Alright. I want to try one last song here before I have to hoof these monsters back to the office, and perhaps that’s just a flimsy excuse for me to share this killer track with you, or perhaps I’m delaying the inevitable back-breaking work of moving them, but the young Polish guitar whiz Marcin and his treatment on Beethoven’s “Moonlight Sonata” needed to be played through the No. 536 amps’ circuitry.
Anyone following along and listening to the music I reference will get the deal about this prodigy’s mind (and speaker)-bending production style immediately. I wanted to listen for three things: bass quantity/quality, image placement and coherence through the chaotic moments. The No. 536 amps performed flawlessly, and as I cranked the volume, I was trying to get past the Class A portion of the A/B amps’ range.
No dice, we’re still in Class A boys, and let’s shut it down before we break something. That’s what I was expecting from a pair of legitimately “Ultra-Fi” amps: grace, honesty and power under high pressure.

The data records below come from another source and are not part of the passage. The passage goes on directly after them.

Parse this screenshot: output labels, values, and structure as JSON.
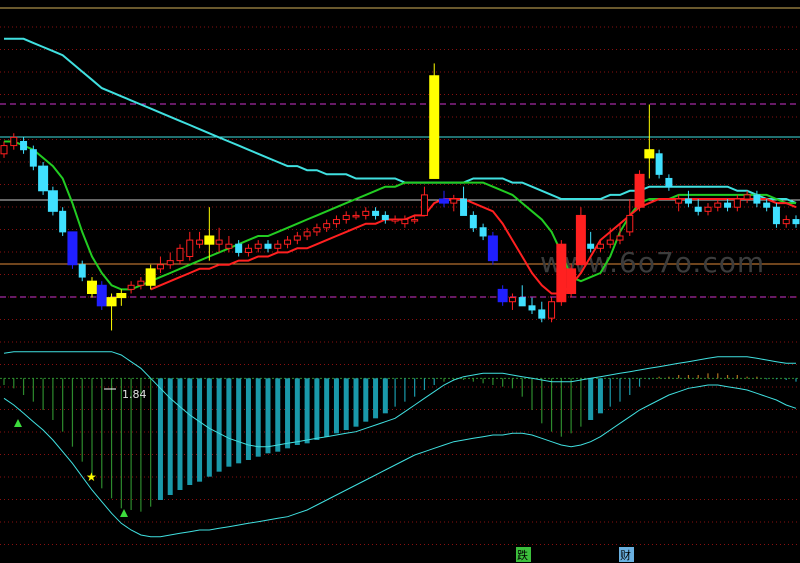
{
  "chart_data": {
    "type": "candlestick",
    "price_axis": {
      "min": 1.7,
      "max": 2.62
    },
    "osc_axis": {
      "min": -1.0,
      "max": 0.2
    },
    "annotations": {
      "low_price_label": "1.84"
    },
    "watermark": "www.6o7o.com",
    "footer_badges": [
      "跌",
      "财"
    ],
    "colors": {
      "background": "#000000",
      "up": "#ff2020",
      "down": "#40e0ff",
      "big_down": "#2020ff",
      "special": "#ffff00",
      "ma_fast": "#ff2020",
      "ma_green": "#22cc22",
      "ma_cyan": "#40e0e0",
      "grid": "#8a1010",
      "boundary_magenta": "#cc33cc",
      "hist_neg": "#1a99aa",
      "hist_neg_green": "#2d8a2d",
      "hist_pos": "#b07020"
    },
    "candles": [
      {
        "o": 2.27,
        "h": 2.3,
        "l": 2.26,
        "c": 2.29,
        "t": "up"
      },
      {
        "o": 2.29,
        "h": 2.32,
        "l": 2.28,
        "c": 2.31,
        "t": "up"
      },
      {
        "o": 2.3,
        "h": 2.31,
        "l": 2.27,
        "c": 2.28,
        "t": "down"
      },
      {
        "o": 2.28,
        "h": 2.29,
        "l": 2.23,
        "c": 2.24,
        "t": "down"
      },
      {
        "o": 2.24,
        "h": 2.25,
        "l": 2.17,
        "c": 2.18,
        "t": "down"
      },
      {
        "o": 2.18,
        "h": 2.19,
        "l": 2.12,
        "c": 2.13,
        "t": "down"
      },
      {
        "o": 2.13,
        "h": 2.14,
        "l": 2.07,
        "c": 2.08,
        "t": "down"
      },
      {
        "o": 2.08,
        "h": 2.08,
        "l": 1.99,
        "c": 2.0,
        "t": "bigdown"
      },
      {
        "o": 2.0,
        "h": 2.01,
        "l": 1.96,
        "c": 1.97,
        "t": "down"
      },
      {
        "o": 1.96,
        "h": 1.97,
        "l": 1.92,
        "c": 1.93,
        "t": "special"
      },
      {
        "o": 1.95,
        "h": 1.96,
        "l": 1.89,
        "c": 1.9,
        "t": "bigdown"
      },
      {
        "o": 1.9,
        "h": 1.93,
        "l": 1.84,
        "c": 1.92,
        "t": "special"
      },
      {
        "o": 1.92,
        "h": 1.94,
        "l": 1.9,
        "c": 1.93,
        "t": "special"
      },
      {
        "o": 1.94,
        "h": 1.96,
        "l": 1.93,
        "c": 1.95,
        "t": "up"
      },
      {
        "o": 1.95,
        "h": 1.97,
        "l": 1.94,
        "c": 1.96,
        "t": "up"
      },
      {
        "o": 1.95,
        "h": 2.0,
        "l": 1.94,
        "c": 1.99,
        "t": "special"
      },
      {
        "o": 1.99,
        "h": 2.02,
        "l": 1.98,
        "c": 2.0,
        "t": "up"
      },
      {
        "o": 2.0,
        "h": 2.03,
        "l": 1.99,
        "c": 2.01,
        "t": "up"
      },
      {
        "o": 2.01,
        "h": 2.05,
        "l": 2.0,
        "c": 2.04,
        "t": "up"
      },
      {
        "o": 2.02,
        "h": 2.08,
        "l": 2.01,
        "c": 2.06,
        "t": "up"
      },
      {
        "o": 2.06,
        "h": 2.08,
        "l": 2.04,
        "c": 2.05,
        "t": "up"
      },
      {
        "o": 2.05,
        "h": 2.14,
        "l": 2.01,
        "c": 2.07,
        "t": "special"
      },
      {
        "o": 2.05,
        "h": 2.09,
        "l": 2.03,
        "c": 2.06,
        "t": "up"
      },
      {
        "o": 2.04,
        "h": 2.07,
        "l": 2.03,
        "c": 2.05,
        "t": "up"
      },
      {
        "o": 2.05,
        "h": 2.06,
        "l": 2.02,
        "c": 2.03,
        "t": "down"
      },
      {
        "o": 2.03,
        "h": 2.05,
        "l": 2.02,
        "c": 2.04,
        "t": "up"
      },
      {
        "o": 2.04,
        "h": 2.06,
        "l": 2.03,
        "c": 2.05,
        "t": "up"
      },
      {
        "o": 2.05,
        "h": 2.06,
        "l": 2.03,
        "c": 2.04,
        "t": "down"
      },
      {
        "o": 2.04,
        "h": 2.06,
        "l": 2.03,
        "c": 2.05,
        "t": "up"
      },
      {
        "o": 2.05,
        "h": 2.07,
        "l": 2.04,
        "c": 2.06,
        "t": "up"
      },
      {
        "o": 2.06,
        "h": 2.08,
        "l": 2.05,
        "c": 2.07,
        "t": "up"
      },
      {
        "o": 2.07,
        "h": 2.09,
        "l": 2.06,
        "c": 2.08,
        "t": "up"
      },
      {
        "o": 2.08,
        "h": 2.1,
        "l": 2.07,
        "c": 2.09,
        "t": "up"
      },
      {
        "o": 2.09,
        "h": 2.11,
        "l": 2.08,
        "c": 2.1,
        "t": "up"
      },
      {
        "o": 2.1,
        "h": 2.12,
        "l": 2.09,
        "c": 2.11,
        "t": "up"
      },
      {
        "o": 2.11,
        "h": 2.13,
        "l": 2.1,
        "c": 2.12,
        "t": "up"
      },
      {
        "o": 2.12,
        "h": 2.13,
        "l": 2.11,
        "c": 2.12,
        "t": "up"
      },
      {
        "o": 2.12,
        "h": 2.14,
        "l": 2.11,
        "c": 2.13,
        "t": "up"
      },
      {
        "o": 2.13,
        "h": 2.14,
        "l": 2.11,
        "c": 2.12,
        "t": "down"
      },
      {
        "o": 2.12,
        "h": 2.13,
        "l": 2.1,
        "c": 2.11,
        "t": "down"
      },
      {
        "o": 2.11,
        "h": 2.12,
        "l": 2.1,
        "c": 2.11,
        "t": "up"
      },
      {
        "o": 2.1,
        "h": 2.12,
        "l": 2.09,
        "c": 2.11,
        "t": "up"
      },
      {
        "o": 2.11,
        "h": 2.12,
        "l": 2.1,
        "c": 2.11,
        "t": "up"
      },
      {
        "o": 2.12,
        "h": 2.19,
        "l": 2.12,
        "c": 2.17,
        "t": "up"
      },
      {
        "o": 2.21,
        "h": 2.49,
        "l": 2.21,
        "c": 2.46,
        "t": "special"
      },
      {
        "o": 2.16,
        "h": 2.18,
        "l": 2.14,
        "c": 2.15,
        "t": "bigdown"
      },
      {
        "o": 2.15,
        "h": 2.17,
        "l": 2.13,
        "c": 2.16,
        "t": "up"
      },
      {
        "o": 2.16,
        "h": 2.19,
        "l": 2.12,
        "c": 2.12,
        "t": "down"
      },
      {
        "o": 2.12,
        "h": 2.13,
        "l": 2.08,
        "c": 2.09,
        "t": "down"
      },
      {
        "o": 2.09,
        "h": 2.1,
        "l": 2.06,
        "c": 2.07,
        "t": "down"
      },
      {
        "o": 2.07,
        "h": 2.08,
        "l": 2.0,
        "c": 2.01,
        "t": "bigdown"
      },
      {
        "o": 1.94,
        "h": 1.95,
        "l": 1.9,
        "c": 1.91,
        "t": "bigdown"
      },
      {
        "o": 1.91,
        "h": 1.93,
        "l": 1.89,
        "c": 1.92,
        "t": "up"
      },
      {
        "o": 1.92,
        "h": 1.95,
        "l": 1.9,
        "c": 1.9,
        "t": "down"
      },
      {
        "o": 1.9,
        "h": 1.92,
        "l": 1.88,
        "c": 1.89,
        "t": "down"
      },
      {
        "o": 1.89,
        "h": 1.91,
        "l": 1.86,
        "c": 1.87,
        "t": "down"
      },
      {
        "o": 1.87,
        "h": 1.92,
        "l": 1.86,
        "c": 1.91,
        "t": "up"
      },
      {
        "o": 1.91,
        "h": 2.06,
        "l": 1.9,
        "c": 2.05,
        "t": "up"
      },
      {
        "o": 1.93,
        "h": 2.0,
        "l": 1.92,
        "c": 1.99,
        "t": "up"
      },
      {
        "o": 2.0,
        "h": 2.14,
        "l": 2.0,
        "c": 2.12,
        "t": "up"
      },
      {
        "o": 2.05,
        "h": 2.08,
        "l": 2.03,
        "c": 2.04,
        "t": "down"
      },
      {
        "o": 2.04,
        "h": 2.06,
        "l": 2.03,
        "c": 2.05,
        "t": "up"
      },
      {
        "o": 2.05,
        "h": 2.09,
        "l": 2.04,
        "c": 2.06,
        "t": "up"
      },
      {
        "o": 2.06,
        "h": 2.1,
        "l": 2.05,
        "c": 2.07,
        "t": "up"
      },
      {
        "o": 2.08,
        "h": 2.16,
        "l": 2.07,
        "c": 2.12,
        "t": "up"
      },
      {
        "o": 2.14,
        "h": 2.23,
        "l": 2.13,
        "c": 2.22,
        "t": "up"
      },
      {
        "o": 2.26,
        "h": 2.39,
        "l": 2.21,
        "c": 2.28,
        "t": "special"
      },
      {
        "o": 2.27,
        "h": 2.28,
        "l": 2.21,
        "c": 2.22,
        "t": "down"
      },
      {
        "o": 2.21,
        "h": 2.22,
        "l": 2.18,
        "c": 2.19,
        "t": "down"
      },
      {
        "o": 2.15,
        "h": 2.17,
        "l": 2.13,
        "c": 2.16,
        "t": "up"
      },
      {
        "o": 2.16,
        "h": 2.18,
        "l": 2.14,
        "c": 2.15,
        "t": "down"
      },
      {
        "o": 2.14,
        "h": 2.16,
        "l": 2.12,
        "c": 2.13,
        "t": "down"
      },
      {
        "o": 2.13,
        "h": 2.15,
        "l": 2.12,
        "c": 2.14,
        "t": "up"
      },
      {
        "o": 2.14,
        "h": 2.16,
        "l": 2.13,
        "c": 2.15,
        "t": "up"
      },
      {
        "o": 2.15,
        "h": 2.16,
        "l": 2.13,
        "c": 2.14,
        "t": "down"
      },
      {
        "o": 2.14,
        "h": 2.17,
        "l": 2.13,
        "c": 2.16,
        "t": "up"
      },
      {
        "o": 2.16,
        "h": 2.18,
        "l": 2.15,
        "c": 2.17,
        "t": "up"
      },
      {
        "o": 2.17,
        "h": 2.18,
        "l": 2.14,
        "c": 2.15,
        "t": "down"
      },
      {
        "o": 2.15,
        "h": 2.16,
        "l": 2.13,
        "c": 2.14,
        "t": "down"
      },
      {
        "o": 2.14,
        "h": 2.15,
        "l": 2.09,
        "c": 2.1,
        "t": "down"
      },
      {
        "o": 2.1,
        "h": 2.12,
        "l": 2.09,
        "c": 2.11,
        "t": "up"
      },
      {
        "o": 2.11,
        "h": 2.12,
        "l": 2.09,
        "c": 2.1,
        "t": "down"
      }
    ],
    "ma_fast": [
      null,
      null,
      null,
      null,
      null,
      null,
      null,
      null,
      null,
      null,
      null,
      null,
      null,
      null,
      null,
      1.94,
      1.95,
      1.96,
      1.97,
      1.98,
      1.99,
      1.99,
      2.0,
      2.0,
      2.01,
      2.01,
      2.02,
      2.02,
      2.03,
      2.03,
      2.04,
      2.04,
      2.05,
      2.06,
      2.07,
      2.08,
      2.09,
      2.1,
      2.1,
      2.11,
      2.11,
      2.11,
      2.12,
      2.12,
      2.15,
      2.16,
      2.16,
      2.16,
      2.15,
      2.14,
      2.13,
      2.1,
      2.06,
      2.02,
      1.98,
      1.95,
      1.93,
      1.93,
      1.95,
      1.98,
      2.02,
      2.06,
      2.08,
      2.1,
      2.12,
      2.14,
      2.15,
      2.16,
      2.16,
      2.16,
      2.16,
      2.16,
      2.16,
      2.16,
      2.16,
      2.16,
      2.16,
      2.16,
      2.16,
      2.15,
      2.15,
      2.14
    ],
    "ma_green": [
      2.3,
      2.3,
      2.29,
      2.28,
      2.26,
      2.24,
      2.21,
      2.15,
      2.08,
      2.02,
      1.98,
      1.95,
      1.94,
      1.94,
      1.95,
      1.96,
      1.97,
      1.98,
      1.99,
      2.0,
      2.01,
      2.02,
      2.03,
      2.04,
      2.05,
      2.06,
      2.07,
      2.07,
      2.08,
      2.09,
      2.1,
      2.11,
      2.12,
      2.13,
      2.14,
      2.15,
      2.16,
      2.17,
      2.18,
      2.19,
      2.19,
      2.2,
      2.2,
      2.2,
      2.2,
      2.2,
      2.2,
      2.2,
      2.2,
      2.2,
      2.19,
      2.18,
      2.17,
      2.15,
      2.13,
      2.11,
      2.08,
      2.03,
      1.97,
      1.96,
      1.97,
      1.98,
      2.02,
      2.08,
      2.12,
      2.15,
      2.16,
      2.16,
      2.16,
      2.17,
      2.17,
      2.17,
      2.17,
      2.17,
      2.17,
      2.17,
      2.17,
      2.17,
      2.17,
      2.16,
      2.15,
      2.15
    ],
    "ma_cyan": [
      2.55,
      2.55,
      2.55,
      2.54,
      2.53,
      2.52,
      2.51,
      2.49,
      2.47,
      2.45,
      2.43,
      2.42,
      2.41,
      2.4,
      2.39,
      2.38,
      2.37,
      2.36,
      2.35,
      2.34,
      2.33,
      2.32,
      2.31,
      2.3,
      2.29,
      2.28,
      2.27,
      2.26,
      2.25,
      2.24,
      2.24,
      2.23,
      2.23,
      2.22,
      2.22,
      2.22,
      2.21,
      2.21,
      2.21,
      2.21,
      2.21,
      2.2,
      2.2,
      2.2,
      2.2,
      2.2,
      2.2,
      2.2,
      2.21,
      2.21,
      2.21,
      2.21,
      2.2,
      2.2,
      2.19,
      2.18,
      2.17,
      2.16,
      2.16,
      2.16,
      2.16,
      2.16,
      2.17,
      2.17,
      2.18,
      2.18,
      2.19,
      2.19,
      2.19,
      2.19,
      2.19,
      2.19,
      2.19,
      2.19,
      2.19,
      2.18,
      2.18,
      2.17,
      2.16,
      2.16,
      2.16,
      2.15
    ],
    "hist": [
      -0.04,
      -0.06,
      -0.1,
      -0.14,
      -0.19,
      -0.25,
      -0.32,
      -0.41,
      -0.5,
      -0.59,
      -0.66,
      -0.72,
      -0.78,
      -0.79,
      -0.8,
      -0.77,
      -0.73,
      -0.7,
      -0.67,
      -0.64,
      -0.62,
      -0.59,
      -0.56,
      -0.53,
      -0.51,
      -0.49,
      -0.47,
      -0.45,
      -0.44,
      -0.42,
      -0.4,
      -0.39,
      -0.37,
      -0.35,
      -0.33,
      -0.31,
      -0.29,
      -0.26,
      -0.24,
      -0.21,
      -0.17,
      -0.14,
      -0.11,
      -0.07,
      -0.04,
      -0.02,
      -0.01,
      -0.01,
      -0.02,
      -0.03,
      -0.04,
      -0.05,
      -0.06,
      -0.11,
      -0.19,
      -0.27,
      -0.32,
      -0.35,
      -0.33,
      -0.29,
      -0.25,
      -0.21,
      -0.17,
      -0.14,
      -0.1,
      -0.05,
      0.0,
      0.01,
      0.01,
      0.02,
      0.02,
      0.02,
      0.03,
      0.03,
      0.02,
      0.02,
      0.01,
      0.01,
      0.0,
      0.0,
      -0.01,
      -0.02
    ],
    "osc_upper": [
      0.15,
      0.16,
      0.16,
      0.16,
      0.16,
      0.16,
      0.16,
      0.16,
      0.16,
      0.16,
      0.16,
      0.16,
      0.14,
      0.1,
      0.06,
      0.0,
      -0.06,
      -0.12,
      -0.17,
      -0.22,
      -0.26,
      -0.3,
      -0.33,
      -0.36,
      -0.38,
      -0.4,
      -0.41,
      -0.41,
      -0.4,
      -0.39,
      -0.38,
      -0.37,
      -0.36,
      -0.35,
      -0.34,
      -0.33,
      -0.32,
      -0.3,
      -0.28,
      -0.26,
      -0.24,
      -0.2,
      -0.16,
      -0.12,
      -0.08,
      -0.04,
      -0.01,
      0.01,
      0.02,
      0.03,
      0.03,
      0.03,
      0.02,
      0.01,
      0.0,
      -0.01,
      -0.02,
      -0.02,
      -0.02,
      -0.01,
      0.0,
      0.01,
      0.02,
      0.03,
      0.04,
      0.05,
      0.06,
      0.07,
      0.08,
      0.09,
      0.1,
      0.11,
      0.12,
      0.13,
      0.13,
      0.13,
      0.13,
      0.12,
      0.11,
      0.1,
      0.09,
      0.09
    ],
    "osc_lower": [
      -0.12,
      -0.16,
      -0.21,
      -0.26,
      -0.31,
      -0.37,
      -0.44,
      -0.51,
      -0.59,
      -0.67,
      -0.74,
      -0.81,
      -0.87,
      -0.91,
      -0.94,
      -0.95,
      -0.95,
      -0.94,
      -0.93,
      -0.92,
      -0.91,
      -0.91,
      -0.9,
      -0.89,
      -0.88,
      -0.87,
      -0.86,
      -0.85,
      -0.84,
      -0.83,
      -0.81,
      -0.79,
      -0.76,
      -0.73,
      -0.7,
      -0.67,
      -0.64,
      -0.61,
      -0.58,
      -0.55,
      -0.52,
      -0.49,
      -0.46,
      -0.44,
      -0.42,
      -0.4,
      -0.38,
      -0.37,
      -0.36,
      -0.35,
      -0.34,
      -0.34,
      -0.33,
      -0.33,
      -0.34,
      -0.36,
      -0.38,
      -0.4,
      -0.41,
      -0.4,
      -0.38,
      -0.35,
      -0.31,
      -0.27,
      -0.23,
      -0.19,
      -0.16,
      -0.13,
      -0.1,
      -0.08,
      -0.06,
      -0.05,
      -0.04,
      -0.04,
      -0.05,
      -0.06,
      -0.07,
      -0.09,
      -0.11,
      -0.13,
      -0.16,
      -0.18
    ]
  }
}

To any serious audiophiles who are looking to anchor their system on a rock solid foundation, the Mark Levinson No, 536 deserve as much attention as any power amplifier in this category. In the testing department of The Music Room, I’ve played with D’Agostinos, Soulutions, Boulders and CH Precisions. The No. 536 amps may not be as flashy or feature rich as some amps from those brands, but it belongs in this group as a foundational system centerpiece in the modern HiFi era.